Brandel Library

BTS 3250: John (Seversen)

Using Your Sources

Using Your Sources

  • See William B. Badke, Research Strategies: Finding Your Way through the Information Fog, 5th ed. Bloomington, IN: iUniverse, 2014.
  • Record the entire citation for every source you consult, even if you think that you won’t want or need to use the item in your paper.
    • Compile your bibliography throughout the entire process of your research and writing.
    • This will save you the frustration, later in your writing process, of trying to relocate the resource for the missing information.
  • It might be wise to outline fundamental items, such as reference work articles that overview your subject, to gain an understanding of basic elements, the history, and current shape of the question.
  • A preliminary outline for your paper helps you to order the growing body of materials as you gather them.
    • It helps you know what you want to gather, what you have gathered already, and what remains to be gathered.
  • What are the principal scholarly viewpoints on your issue?
    • Who are the principal representatives of each viewpoint?
    • What are the current trends of scholarship?
    • Is there consensus on any aspects of the issue?
    • Which aspects?
    • How many?
    • What is contested?
  • Be clear about what kind of material you are copying into your notes: description? analysis? summary? argument? etc.
  • Who is the implied speaker in the material that you note? the author? another viewpoint she is describing? or?
    • Be careful not to attribute statements to the wrong speakers, that is, when a writer is summarizing someone else's view, not their own.
  • Carefully note the key analysis statements found in your sources and compare/contrast them with alternative analyses.
  • Note apt descriptions and distinctive claims.
  • Note statements which you want to challenge or on which you want to build.
  • Taking too many notes is as much of a problem as taking too few.
    • Too many notes are difficult to manage and usually mean that you have not been selective enough.
    • Too few notes means you have not adequately worked through the material and that your argument will be inadequately rooted in the scholarly literature.
  • Exact wording in your notes is valuable in case you later need to consult the original source, not just your notes about the original source.
    • Summarizing is also important, for your understanding and for the processing that makes the argument your own, not simply a quotation of another person’s judgment.
  • Always include in each of your notes some indication of the source of that note, even if you use some form of shorthand, so that you don’t lose track of the source of each piece of information or interpretation.
  • Badke (Research Strategies, 198-208) compares strengths and weaknesses of major alternatives for gathering information from sources:
    • photocopying,
    • scanning,
    • hand copying verbatim selected portions,
    • summarizing selections from the material,
    • or paraphrasing the selections.
    • He calls paraphrasing the most dangerous, because paraphrases entail implicit plagiarism.

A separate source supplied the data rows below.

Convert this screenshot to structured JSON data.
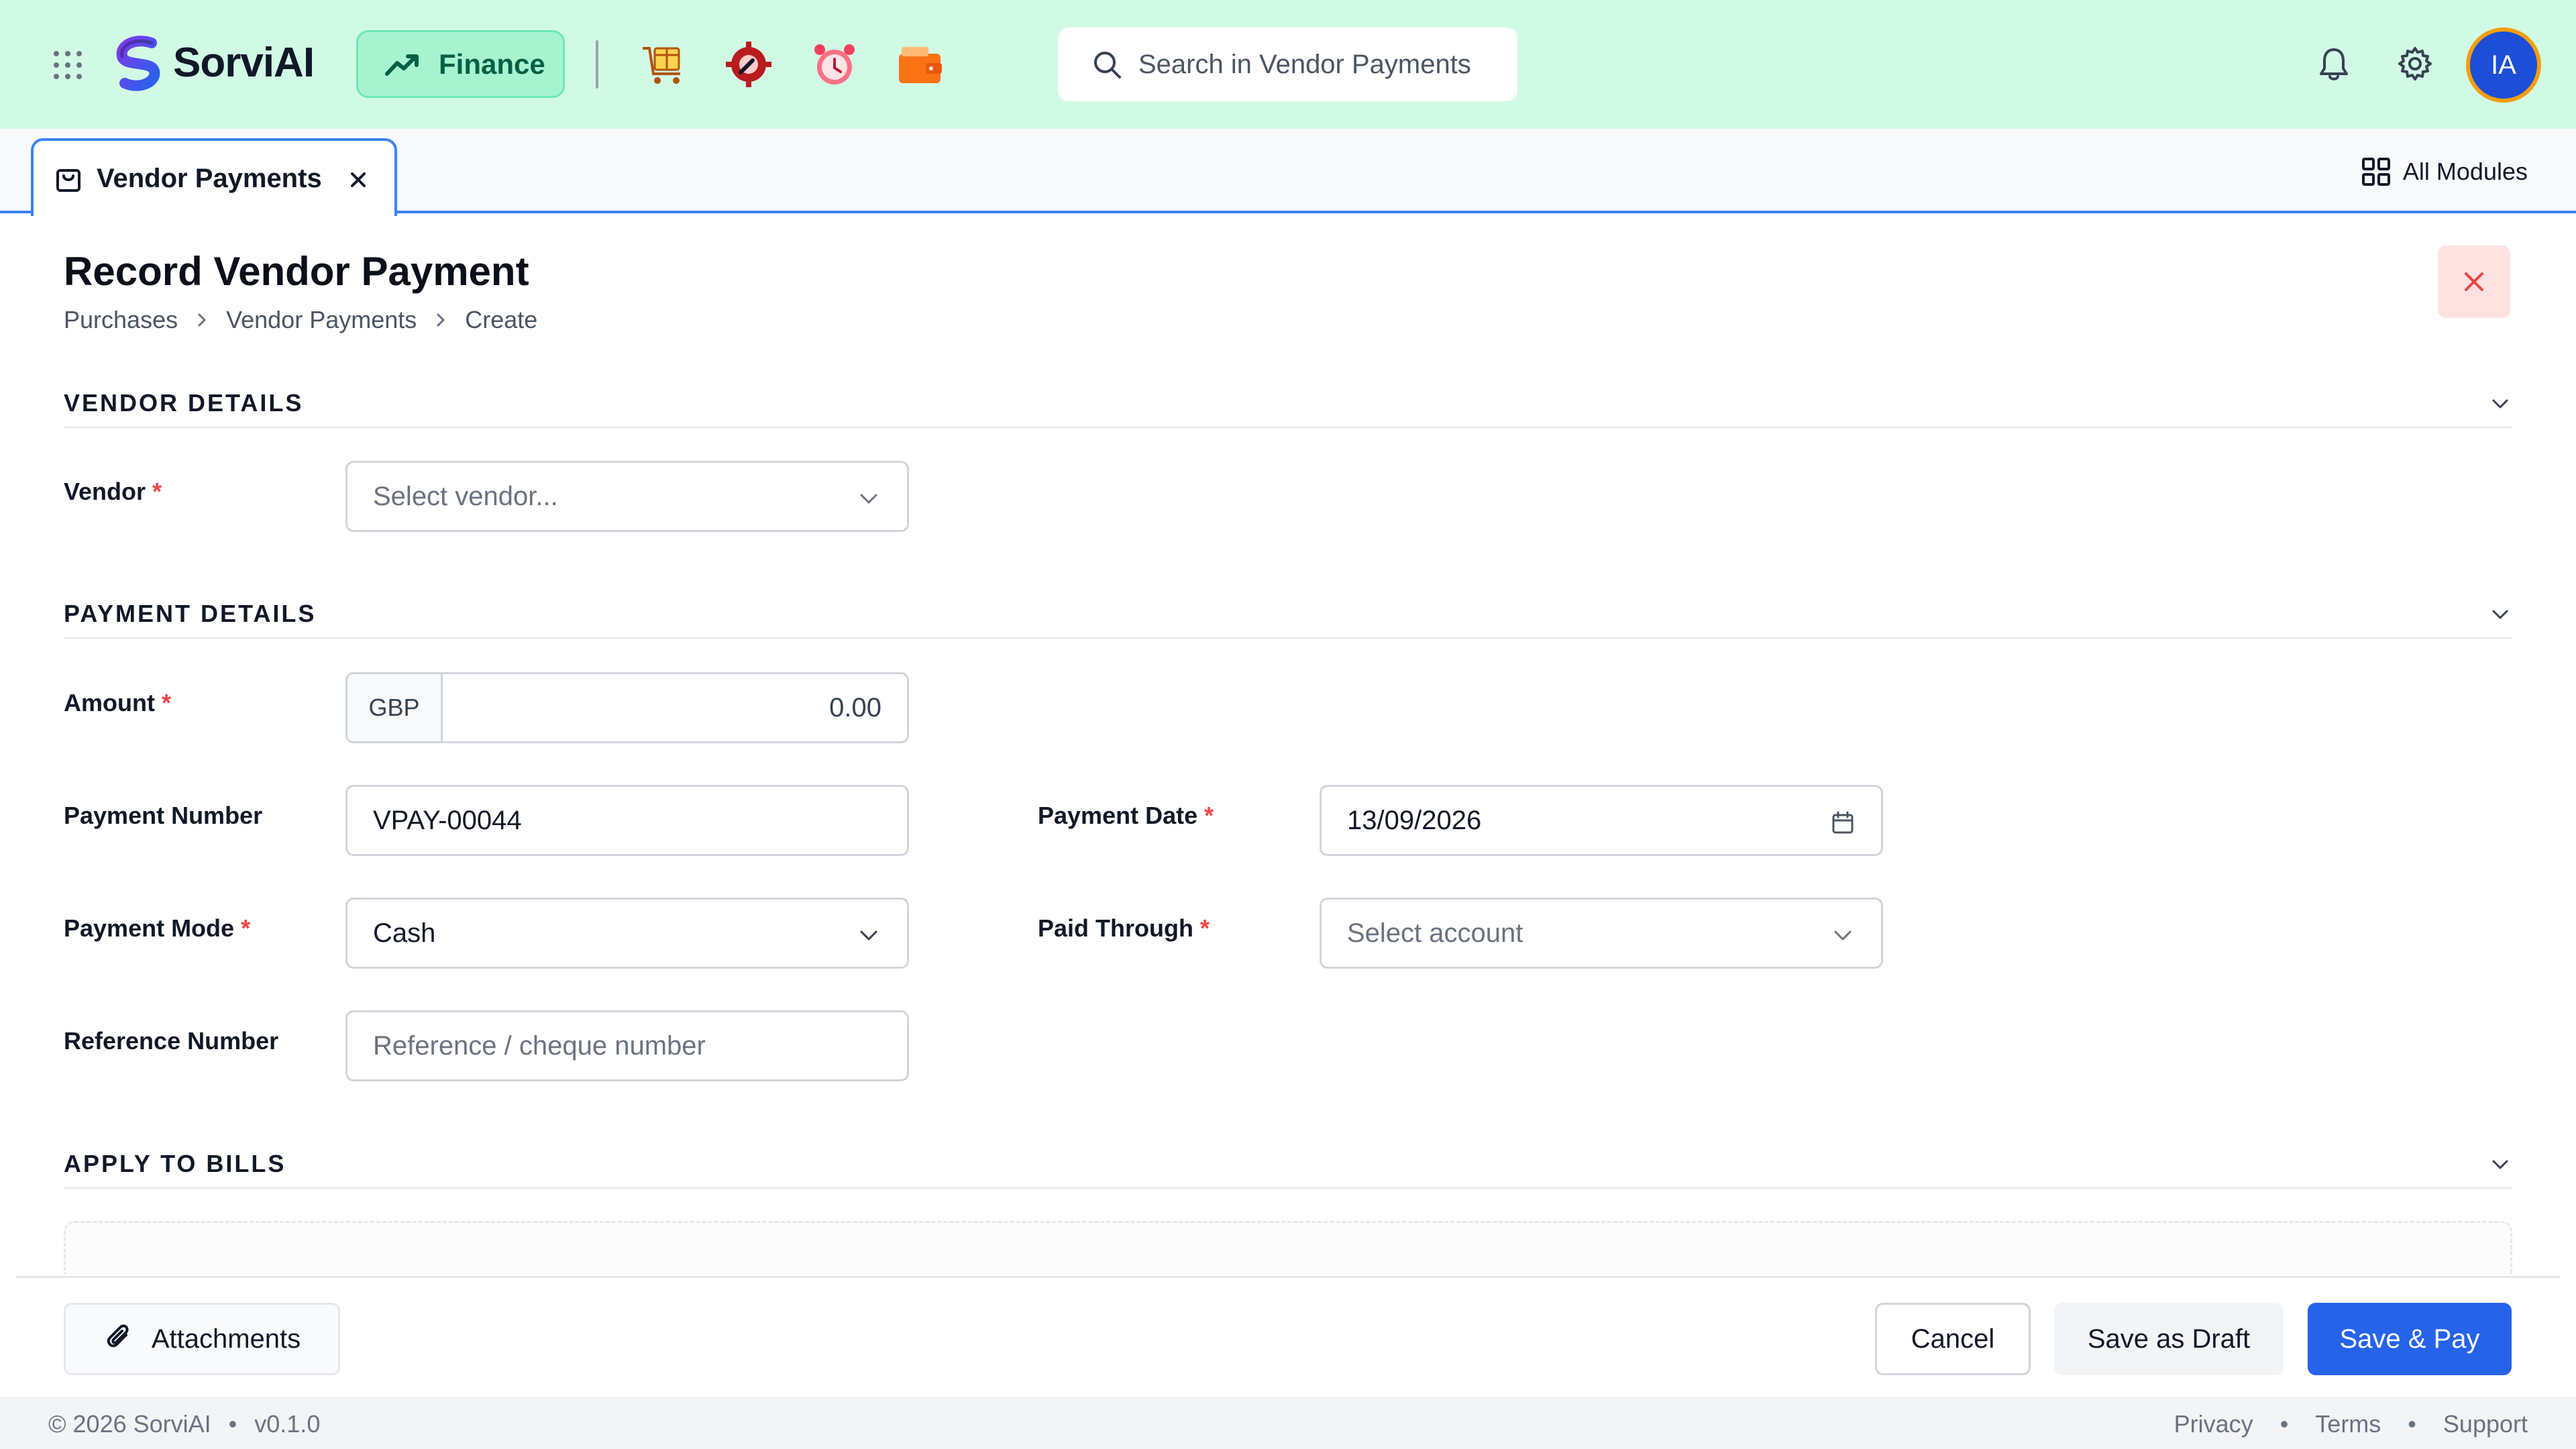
{
  "app": {
    "name": "SorviAI",
    "module": "Finance",
    "search_placeholder": "Search in Vendor Payments",
    "user_initials": "IA"
  },
  "tabs": [
    {
      "label": "Vendor Payments",
      "active": true
    }
  ],
  "all_modules_label": "All Modules",
  "page": {
    "title": "Record Vendor Payment",
    "breadcrumb": [
      "Purchases",
      "Vendor Payments",
      "Create"
    ]
  },
  "sections": {
    "vendor_details": {
      "title": "VENDOR DETAILS",
      "vendor_label": "Vendor",
      "vendor_placeholder": "Select vendor..."
    },
    "payment_details": {
      "title": "PAYMENT DETAILS",
      "amount_label": "Amount",
      "currency": "GBP",
      "amount_value": "0.00",
      "payment_number_label": "Payment Number",
      "payment_number_value": "VPAY-00044",
      "payment_date_label": "Payment Date",
      "payment_date_value": "13/09/2026",
      "payment_mode_label": "Payment Mode",
      "payment_mode_value": "Cash",
      "paid_through_label": "Paid Through",
      "paid_through_placeholder": "Select account",
      "reference_label": "Reference Number",
      "reference_placeholder": "Reference / cheque number"
    },
    "apply_to_bills": {
      "title": "APPLY TO BILLS"
    }
  },
  "actions": {
    "attachments": "Attachments",
    "cancel": "Cancel",
    "save_draft": "Save as Draft",
    "save_pay": "Save & Pay"
  },
  "footer": {
    "copyright": "© 2026 SorviAI",
    "version": "v0.1.0",
    "links": [
      "Privacy",
      "Terms",
      "Support"
    ]
  },
  "colors": {
    "topbar_bg": "#d1fae5",
    "accent_primary": "#2563eb",
    "finance_pill": "#a7f3d0",
    "required_marker": "#ef4444",
    "avatar_ring": "#f59e0b"
  },
  "icons": {
    "app_grid": "grid-dots-icon",
    "logo": "sorviai-logo-icon",
    "finance": "trending-up-icon",
    "modules": [
      "inventory-box-icon",
      "settings-wrench-icon",
      "alarm-clock-icon",
      "wallet-icon"
    ],
    "search": "search-icon",
    "notifications": "bell-icon",
    "settings": "gear-icon",
    "tab": "shopping-bag-icon",
    "all_modules": "grid-squares-icon",
    "close": "close-icon",
    "chevron": "chevron-down-icon",
    "calendar": "calendar-icon",
    "attach": "paperclip-icon"
  }
}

Quotations, Citations, Arguments

  • EVERYTHING that you use, from any source, that you did not know previously and is not widely/commonly known, must be footnoted, even if you write that information or interpretation in your own words.
    • In research such as this, that means that much of your paper should be supported with footnotes.
  • Quotations serve a variety of purposes.
    • They can
      • illustrate a point you are making,
      • provide an analogy,
      • provide a supporting judgment,
      • or introduce a theme that you will then develop.
    • In scholarship, they rarely constitute a demonstration or proof of a contested issue and rarely settle a disputed issue, because quotations can always be countered with a contrary quotation from another scholar.
    • A sound argument is constituted by proper reasoning that uses good evidence in appropriate ways.
    • Why should your reader affirm what you claim?
    • Why should the view of scholar X be affirmed, in your judgment, rather than the claim of scholar Y?
  • See, for example, Anthony Weston, A Rulebook for Arguments, 5th ed. (Indianapolis: Hackett, 2018) for help in constructing and evaluating arguments (your own and those of the authors you read). [Brandel Library has an e-book of this ed. and print copy of the 4th ed.]
  • It also matters whether the quotation/citation is from a primary source or a secondary source.
    • Primary source quotations/citations can carry more force than secondary sources, though it depends on whether there are other primary source materials that provide divergent or contradictory evidence.
  • Your paper must carry its own weight by the logical and evidential force of your argument.
    • Any quotations or citations must serve your purposes rather than the reverse.
    • Your writing should not merely connect the quotations or citations, like stringing beads.
  • Block quotations (except perhaps primary source quotations) should be avoided as much as possible.
    • You should process the information into your own words, in the flow of your argument, adding a footnote indicating from whom you learned the information or interpretation.
    • Sometimes you will add more than one source in a note, because more than one source provided the information to you.